UNIVERSITY HEIGHTS, Ohio — Rick Finotti wasn’t necessarily looking to change jobs and move out of state but, as he says, some offers are too good to pass up. When a place like Michigan and a coach like Jim Harbaugh call asking if you want a job, well …
“You just can’t pass up a Jim Harbaugh, Michigan opportunity and a chance to get in on the ground floor with them,” Finotti said of the conversations that took him from coaching one of Ohio’s top high school programs to joining the Wolverines in March 2015 as their director of football operations.
“(Harbaugh) was looking for a high school-type coach to come in and join his staff.

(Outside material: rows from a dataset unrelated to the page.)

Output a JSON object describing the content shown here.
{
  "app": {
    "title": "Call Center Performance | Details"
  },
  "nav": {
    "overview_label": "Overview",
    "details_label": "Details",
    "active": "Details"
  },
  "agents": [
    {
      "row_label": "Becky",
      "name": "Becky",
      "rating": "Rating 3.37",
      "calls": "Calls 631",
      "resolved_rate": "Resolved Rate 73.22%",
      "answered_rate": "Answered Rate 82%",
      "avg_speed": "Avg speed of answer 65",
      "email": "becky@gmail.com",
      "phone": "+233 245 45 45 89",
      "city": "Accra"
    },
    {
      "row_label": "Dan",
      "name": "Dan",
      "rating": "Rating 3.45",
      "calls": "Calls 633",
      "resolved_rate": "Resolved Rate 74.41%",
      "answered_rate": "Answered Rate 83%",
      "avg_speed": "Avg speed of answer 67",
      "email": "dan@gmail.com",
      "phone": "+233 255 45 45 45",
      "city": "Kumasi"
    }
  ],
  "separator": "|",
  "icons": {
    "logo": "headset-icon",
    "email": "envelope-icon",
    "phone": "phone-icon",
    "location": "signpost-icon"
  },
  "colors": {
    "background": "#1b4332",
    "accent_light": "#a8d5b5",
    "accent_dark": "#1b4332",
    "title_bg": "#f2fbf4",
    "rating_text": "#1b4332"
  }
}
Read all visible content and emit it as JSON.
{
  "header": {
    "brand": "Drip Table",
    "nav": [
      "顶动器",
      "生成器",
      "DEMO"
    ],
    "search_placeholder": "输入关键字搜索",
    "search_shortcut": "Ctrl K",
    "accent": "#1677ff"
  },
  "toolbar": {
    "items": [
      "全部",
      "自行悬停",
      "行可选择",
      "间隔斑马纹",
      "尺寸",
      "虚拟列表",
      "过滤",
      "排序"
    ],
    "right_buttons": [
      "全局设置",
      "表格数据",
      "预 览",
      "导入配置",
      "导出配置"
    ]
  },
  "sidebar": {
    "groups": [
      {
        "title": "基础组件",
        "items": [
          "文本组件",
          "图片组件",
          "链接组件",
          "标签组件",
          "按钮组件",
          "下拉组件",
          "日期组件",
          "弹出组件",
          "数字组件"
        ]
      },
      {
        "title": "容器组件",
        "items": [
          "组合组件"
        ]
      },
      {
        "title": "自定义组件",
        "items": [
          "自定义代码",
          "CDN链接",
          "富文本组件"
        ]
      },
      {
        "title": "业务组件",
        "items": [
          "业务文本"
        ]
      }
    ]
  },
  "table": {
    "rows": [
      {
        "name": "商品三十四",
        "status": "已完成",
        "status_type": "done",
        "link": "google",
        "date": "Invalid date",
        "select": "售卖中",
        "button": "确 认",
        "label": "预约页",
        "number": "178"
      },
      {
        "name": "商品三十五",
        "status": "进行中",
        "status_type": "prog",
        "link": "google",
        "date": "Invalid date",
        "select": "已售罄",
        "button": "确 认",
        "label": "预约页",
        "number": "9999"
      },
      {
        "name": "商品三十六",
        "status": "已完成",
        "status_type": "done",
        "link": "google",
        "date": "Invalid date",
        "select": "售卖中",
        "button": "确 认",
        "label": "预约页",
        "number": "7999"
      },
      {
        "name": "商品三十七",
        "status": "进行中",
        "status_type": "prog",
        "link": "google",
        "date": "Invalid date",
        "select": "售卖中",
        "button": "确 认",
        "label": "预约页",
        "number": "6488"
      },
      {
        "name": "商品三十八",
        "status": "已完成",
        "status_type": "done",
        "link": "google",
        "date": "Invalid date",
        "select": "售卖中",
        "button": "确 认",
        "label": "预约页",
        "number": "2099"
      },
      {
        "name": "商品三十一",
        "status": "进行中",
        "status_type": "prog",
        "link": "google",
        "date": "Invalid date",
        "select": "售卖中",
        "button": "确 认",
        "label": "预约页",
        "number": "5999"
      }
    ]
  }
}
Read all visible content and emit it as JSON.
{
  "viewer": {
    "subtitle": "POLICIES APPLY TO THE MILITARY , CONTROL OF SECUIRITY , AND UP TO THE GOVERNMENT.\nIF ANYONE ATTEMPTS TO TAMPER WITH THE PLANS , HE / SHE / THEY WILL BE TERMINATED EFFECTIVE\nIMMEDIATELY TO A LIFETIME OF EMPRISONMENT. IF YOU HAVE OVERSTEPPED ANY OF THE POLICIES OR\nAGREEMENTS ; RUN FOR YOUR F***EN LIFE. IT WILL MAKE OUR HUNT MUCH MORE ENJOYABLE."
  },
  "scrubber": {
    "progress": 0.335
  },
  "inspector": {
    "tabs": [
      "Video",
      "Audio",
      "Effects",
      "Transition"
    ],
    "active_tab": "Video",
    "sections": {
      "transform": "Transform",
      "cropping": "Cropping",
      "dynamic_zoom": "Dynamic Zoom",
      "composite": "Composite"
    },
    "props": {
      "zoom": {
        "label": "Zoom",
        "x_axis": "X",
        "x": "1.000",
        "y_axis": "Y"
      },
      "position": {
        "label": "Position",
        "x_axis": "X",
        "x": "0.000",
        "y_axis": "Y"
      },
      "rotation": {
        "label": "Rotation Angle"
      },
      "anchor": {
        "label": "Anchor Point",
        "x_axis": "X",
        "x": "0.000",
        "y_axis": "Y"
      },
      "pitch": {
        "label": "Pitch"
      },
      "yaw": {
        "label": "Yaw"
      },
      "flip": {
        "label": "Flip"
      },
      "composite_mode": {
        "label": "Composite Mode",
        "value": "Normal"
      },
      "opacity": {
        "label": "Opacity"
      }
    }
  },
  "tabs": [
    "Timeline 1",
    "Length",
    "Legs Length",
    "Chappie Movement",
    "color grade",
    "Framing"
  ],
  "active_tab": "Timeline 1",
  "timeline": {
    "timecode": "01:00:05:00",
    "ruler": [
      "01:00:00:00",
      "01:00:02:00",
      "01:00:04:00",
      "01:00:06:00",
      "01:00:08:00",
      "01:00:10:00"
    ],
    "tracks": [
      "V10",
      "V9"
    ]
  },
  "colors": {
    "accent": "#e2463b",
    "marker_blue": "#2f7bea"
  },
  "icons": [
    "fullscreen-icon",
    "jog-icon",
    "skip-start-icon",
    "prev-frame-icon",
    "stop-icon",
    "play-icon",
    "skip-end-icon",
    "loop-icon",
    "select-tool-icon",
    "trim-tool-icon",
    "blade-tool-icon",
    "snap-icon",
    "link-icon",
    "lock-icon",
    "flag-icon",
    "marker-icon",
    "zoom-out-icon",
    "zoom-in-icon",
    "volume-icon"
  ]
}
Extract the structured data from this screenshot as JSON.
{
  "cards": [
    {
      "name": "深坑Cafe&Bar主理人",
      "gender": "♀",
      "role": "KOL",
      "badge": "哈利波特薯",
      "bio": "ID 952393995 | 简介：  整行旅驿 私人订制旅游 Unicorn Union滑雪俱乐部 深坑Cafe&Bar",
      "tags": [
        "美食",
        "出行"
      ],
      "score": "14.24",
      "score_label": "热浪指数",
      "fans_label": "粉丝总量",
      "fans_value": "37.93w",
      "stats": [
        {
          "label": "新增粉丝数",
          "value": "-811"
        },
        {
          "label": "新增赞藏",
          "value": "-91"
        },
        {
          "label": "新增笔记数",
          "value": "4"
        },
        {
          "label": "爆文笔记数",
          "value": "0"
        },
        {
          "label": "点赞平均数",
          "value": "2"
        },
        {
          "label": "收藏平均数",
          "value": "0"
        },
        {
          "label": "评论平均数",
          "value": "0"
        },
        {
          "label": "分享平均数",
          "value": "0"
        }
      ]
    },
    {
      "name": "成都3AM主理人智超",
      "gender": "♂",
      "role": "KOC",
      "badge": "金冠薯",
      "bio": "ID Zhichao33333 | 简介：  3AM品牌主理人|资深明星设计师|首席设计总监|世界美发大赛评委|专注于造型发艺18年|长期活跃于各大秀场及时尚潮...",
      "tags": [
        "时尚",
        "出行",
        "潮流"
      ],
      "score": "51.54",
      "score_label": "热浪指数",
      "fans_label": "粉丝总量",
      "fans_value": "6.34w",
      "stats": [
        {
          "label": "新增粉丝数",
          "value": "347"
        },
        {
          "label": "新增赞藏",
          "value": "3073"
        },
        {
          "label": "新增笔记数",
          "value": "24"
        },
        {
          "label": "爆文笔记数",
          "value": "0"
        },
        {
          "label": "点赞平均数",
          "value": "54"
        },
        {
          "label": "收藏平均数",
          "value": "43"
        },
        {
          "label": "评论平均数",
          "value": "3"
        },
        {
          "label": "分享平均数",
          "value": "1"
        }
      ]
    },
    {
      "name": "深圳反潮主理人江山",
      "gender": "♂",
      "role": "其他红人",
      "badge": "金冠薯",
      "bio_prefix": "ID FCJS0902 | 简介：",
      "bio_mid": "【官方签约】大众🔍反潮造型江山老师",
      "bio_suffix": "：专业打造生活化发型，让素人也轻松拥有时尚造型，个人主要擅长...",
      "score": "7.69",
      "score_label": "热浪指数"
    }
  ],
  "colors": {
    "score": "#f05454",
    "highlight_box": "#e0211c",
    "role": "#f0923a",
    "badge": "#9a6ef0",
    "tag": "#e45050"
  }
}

A couple of people brought up my name and he did the research on it. He found it a fit to join his staff.”
Finotti was promoted to defensive assistant last season but returned home to Cleveland in January when he accepted the head coaching job at Division III John Carroll. The Blue Streaks went to the national semifinals last season and beat D-III power Mount Union in the regular season. Tom Arth, Finotti’s predecessor, took the head coaching job at Chattanooga.
A perfect match
Thus it doesn’t take long to put 2 and 2 together and figure out how it was that the Michigan coaching staff, led by Harbaugh, ended up at John Carroll on Friday night as part of its 10-day satellite camp tour.
“I can’t remember when we first actually talked about it,” Harbaugh said. “His staff did a great job of organizing it, though. I thought it was a really good camp. They had every contingency laid out, in true Rick Finotti fashion. Everything was planned well with all our contingencies.”
Attention to detail and preparing for contingencies are two things Finotti took with him from his two seasons at Michigan into his first college head coaching job. He needed those attributes while leading the Lakewood St. Edward program to two Ohio Division I state titles in six seasons, but they were honed in Ann Arbor.
“Make sure you have a plan, how you outline the plan, detail the plan,” Finotti said Friday after the camp, which drew approximately 250 players. “Also, too, just the enthusiasm. If you’re going to do this, have fun. Have a great enthusiasm for the people you’re working with. Get the most out of them. If you invest in people, it’s a wise investment.”
If you think that sounds like his old boss, well, you’re right. Finotti doesn’t shy away from that comparison. There weren’t many jobs he would have left St. Edward for, but Michigan was one. He moved to Ann Arbor while his family — wife Rebecca and two adult children, Frank and Hannah — remained in Cleveland.
Frank is now a defensive assistant on his dad’s staff.
“It was because it was Michigan,” Finotti said. “If it was another school, I don’t know if I would have done it. It was close enough — two-and-a-half hours from home. My family stayed in Cleveland while I went to Ann Arbor. We weren’t ready to move yet, so it’s not like I was looking.”
Finotti’s hiring at Michigan had a subtle effect on recruiting. It gave Michigan a presence in northeastern Ohio. And while that presence hasn’t resulted in the Wolverines signing any Cleveland-area recruits the last two classes, they are in the running for Cleveland Heights DE Tyreke Smith.
Smith is the No. 3-ranked player from Ohio in the 247Sports composite ratings system and the No. 5 weakside defensive end.
One thing Finotti missed out on with his new job at John Carroll was Michigan’s trip to Italy. He exchanged it for a trip to Spain, however.
Harbaugh and the Wolverines made news by going to Italy on the dime of an anonymous donor. The John Carroll team went to Spain on an eight-day trip, returning last week. Division III teams are able to go on such trips once every three years, but the players must pay for the trips themselves.
And no team cupcake sales or car-wash fundraisers are allowed. The NCAA doesn’t want a booster paying $1,000 for a chocolate icing pastry, even if it does come with sprinkles.
The excursion, run through Global Football, was similar to what Michigan experienced in Italy. The team visited historical sites and got some football work done in the process. John Carroll beat a Spanish All-Star team, 91-7, in Barcelona.
The trip was much more than football for Finotti.
“I think it’s team-building but it’s also expanding,” he said, again sounding a lot like Harbaugh. “These are some bright young men and they’re going to go on to do some great things. I think it’s important to learn and educate yourself about other cultures and how other people do things. I really think that’s a big part of it.”
Finotti and Harbaugh compared trips as they talked during the night Friday.
“We sure did,” Harbaugh said. “We both talked about it. His was very similar. It was great to hear about his. It’s very cool. I’m very happy for him. It’s great to see one of your friends running a program. That’s really cool.”